§ The problem:
Report, from the records below, every line where the word "icon" appears.

**** Data section ****

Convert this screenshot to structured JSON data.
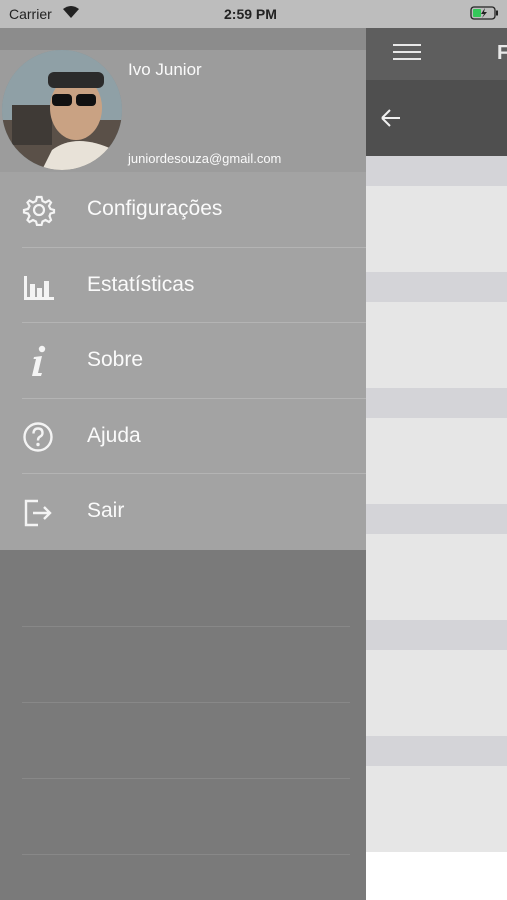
{
  "status_bar": {
    "carrier": "Carrier",
    "time": "2:59 PM"
  },
  "main": {
    "nav_title_partial": "F",
    "hamburger_icon": "hamburger-menu-icon",
    "back_icon": "arrow-left-icon"
  },
  "drawer": {
    "user": {
      "name": "Ivo Junior",
      "email": "juniordesouza@gmail.com"
    },
    "menu_items": [
      {
        "label": "Configurações",
        "icon": "gear-icon"
      },
      {
        "label": "Estatísticas",
        "icon": "bar-chart-icon"
      },
      {
        "label": "Sobre",
        "icon": "info-icon"
      },
      {
        "label": "Ajuda",
        "icon": "help-icon"
      },
      {
        "label": "Sair",
        "icon": "logout-icon"
      }
    ]
  },
  "colors": {
    "nav_bar": "#5e5e5e",
    "drawer": "#a3a3a3",
    "text": "#fafafa"
  }
}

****

§ Problem solution:
    "hamburger_icon": "hamburger-menu-icon",
    "back_icon": "arrow-left-icon"
        "icon": "gear-icon"
        "icon": "bar-chart-icon"
        "icon": "info-icon"
        "icon": "help-icon"
        "icon": "logout-icon"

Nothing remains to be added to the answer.